We get the briefest of brief flashbacks to happier times with Batman and Flash teaming up along with Robin and Kid Flash. The two boys are having fun, being pals, and there’s an air of tragedy around the whole scene, so although Williamson doesn’t exacting explain what’s happened, we know there’s skeletons to be revealed. And again, if you’re following Heroes in Crisis, you already know what all the mysterious trauma is about.

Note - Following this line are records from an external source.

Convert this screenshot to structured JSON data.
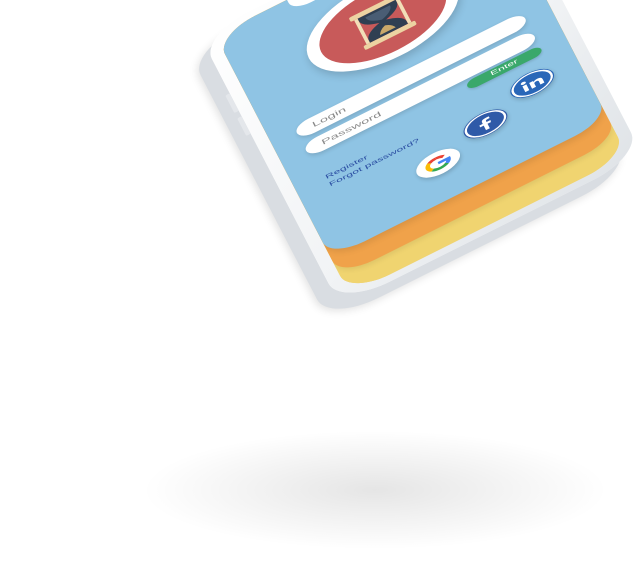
{
  "login": {
    "login_placeholder": "Login",
    "password_placeholder": "Password",
    "enter_label": "Enter",
    "register_link": "Register",
    "forgot_link": "Forgot password?"
  },
  "social": [
    {
      "icon": "linkedin-icon",
      "glyph": "in",
      "color": "#2a67b8"
    },
    {
      "icon": "facebook-icon",
      "glyph": "f",
      "color": "#2f5aa8"
    },
    {
      "icon": "google-icon",
      "glyph": "G",
      "color": "#ffffff"
    }
  ],
  "logo": {
    "icon": "hourglass-icon"
  },
  "colors": {
    "screen_blue": "#8fc4e4",
    "card_orange": "#f0a24a",
    "card_yellow": "#f0d470",
    "logo_red": "#c85a5a",
    "enter_green": "#3aa86b",
    "link_blue": "#2c4fa3"
  }
}
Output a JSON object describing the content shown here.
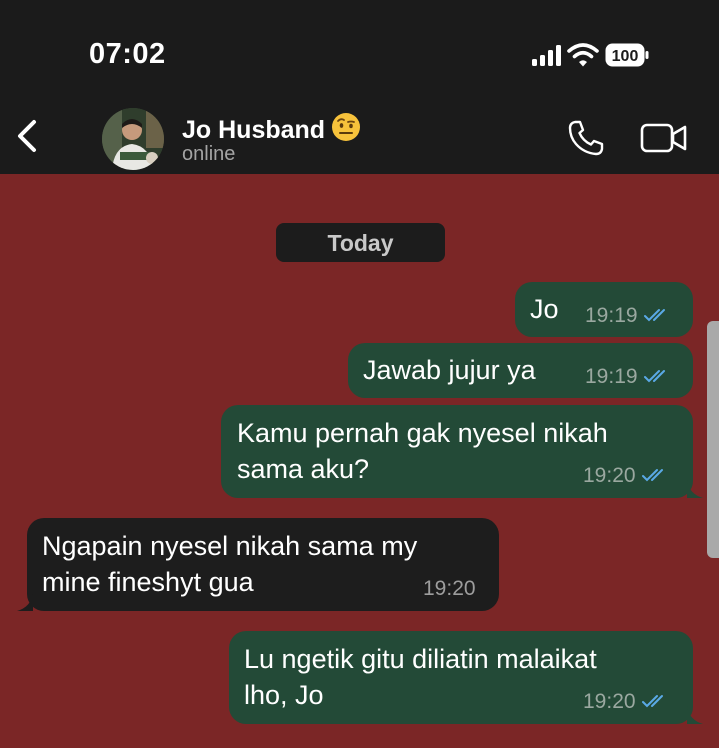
{
  "status_bar": {
    "time": "07:02",
    "battery": "100"
  },
  "header": {
    "contact_name": "Jo Husband",
    "contact_status": "online"
  },
  "date_separator": "Today",
  "messages": [
    {
      "direction": "outgoing",
      "text": "Jo",
      "time": "19:19",
      "read": true
    },
    {
      "direction": "outgoing",
      "text": "Jawab jujur ya",
      "time": "19:19",
      "read": true
    },
    {
      "direction": "outgoing",
      "lines": [
        "Kamu pernah gak nyesel nikah",
        "sama aku?"
      ],
      "time": "19:20",
      "read": true
    },
    {
      "direction": "incoming",
      "lines": [
        "Ngapain nyesel nikah sama my",
        "mine fineshyt gua"
      ],
      "time": "19:20"
    },
    {
      "direction": "outgoing",
      "lines": [
        "Lu ngetik gitu diliatin malaikat",
        "lho, Jo"
      ],
      "time": "19:20",
      "read": true
    }
  ],
  "colors": {
    "chat_background": "#7b2626",
    "outgoing_bubble": "#234a37",
    "incoming_bubble": "#1d1d1d",
    "read_ticks": "#5aa9e6"
  },
  "icons": [
    "back-chevron-icon",
    "phone-icon",
    "video-camera-icon",
    "raised-eyebrow-emoji-icon",
    "cellular-signal-icon",
    "wifi-icon",
    "battery-icon",
    "double-check-icon"
  ]
}
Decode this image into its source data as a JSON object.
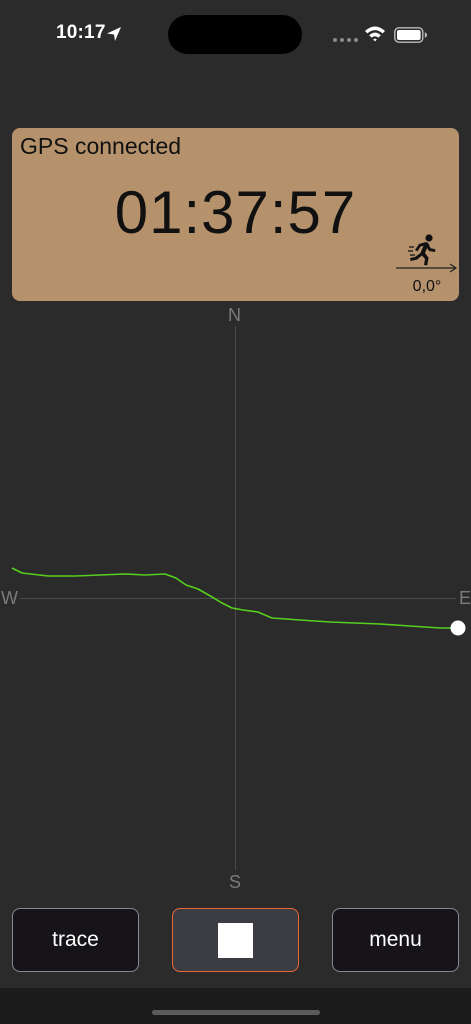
{
  "status_bar": {
    "time": "10:17",
    "icons": [
      "location-arrow-icon",
      "signal-dots-icon",
      "wifi-icon",
      "battery-icon"
    ]
  },
  "info_panel": {
    "gps_status": "GPS connected",
    "elapsed_time": "01:37:57",
    "heading": "0,0°",
    "icons": [
      "runner-icon",
      "direction-arrow-icon"
    ],
    "background_color": "#b5926b"
  },
  "compass": {
    "north_label": "N",
    "south_label": "S",
    "west_label": "W",
    "east_label": "E",
    "track_color": "#56d01e"
  },
  "controls": {
    "trace_label": "trace",
    "stop_icon": "stop-square-icon",
    "menu_label": "menu",
    "stop_border_color": "#e5683a"
  }
}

March’s work is solid, but has some quirks. Batman occasionally looks more bat than man, and Flash’s giant turkey legs are a bit distracting. There are also moments during the Flash Museum sequence where it’s hard to track the action because of the exhibits. In a way that’s effective because you’re not always sure whether what you’re seeing is real, but it’s needless confusion: the artifice of the exhibits work better in contrast to the “real” Flash actually working the site. The one statue that Batman contemplates of Flash lying on the ground is an interesting bit of foreshadowing (or backshadowing, really), and overall that whole action sequence is very nicely rendered. Other bits and pieces are less effective. March’s rendition of the Batcave and the Batmobile are some of the weirdest in recent memory, and the final big splash page reveal is one of those laughably awkward anatomical incidents, which characters bending weirdly, and too much emphasis on every muscle and vein being visible despite being under a costume.
On the one hand this book is a welcome respite from nightmareland, but on the other it’s not much of a stone’s throw from the sort of emphasis on brokenness and despair that’s come before it. Fortunately Flash is there to bring some light to this darkness, but the story so far seems poised to be going down another rabbit hole of mea culpas for the World’s Greatest Detective. If we’re lucky, Williamson will avoid that and focus on healing the relationship between Bats and Flash, and giving purpose to the action-to-come beyond just more “heroes” trying to pulverize one another.
- You have been following Heroes in Crisis and want to see these characters off the ranch.
- You were a big fan of King’s arc Batman: I am Gotham
- You just like the Flash and his jolly nature.
Joshua Williamson kicks off a four-part arc about the cost of doing justice for superheroes. In this first issue, we learn all about the tension between Batman and the Flash and get hints as to the cause: a recent tragedy involving one of their own has both characters cautious about their roles as defenders of the people. We’ve seen a lot of guilt and self-flagellating between the pages of Batman lately. By introducing the Flash, there’s a strong opportunity for Williamson to work with his powerfully positive personality to shine some light into Batman’s deepest and darkest recesses. Let’s see if he takes advantage of it!
Disclaimer: DC Comics provided Batman News with an advance copy of this comic for the purpose of this review.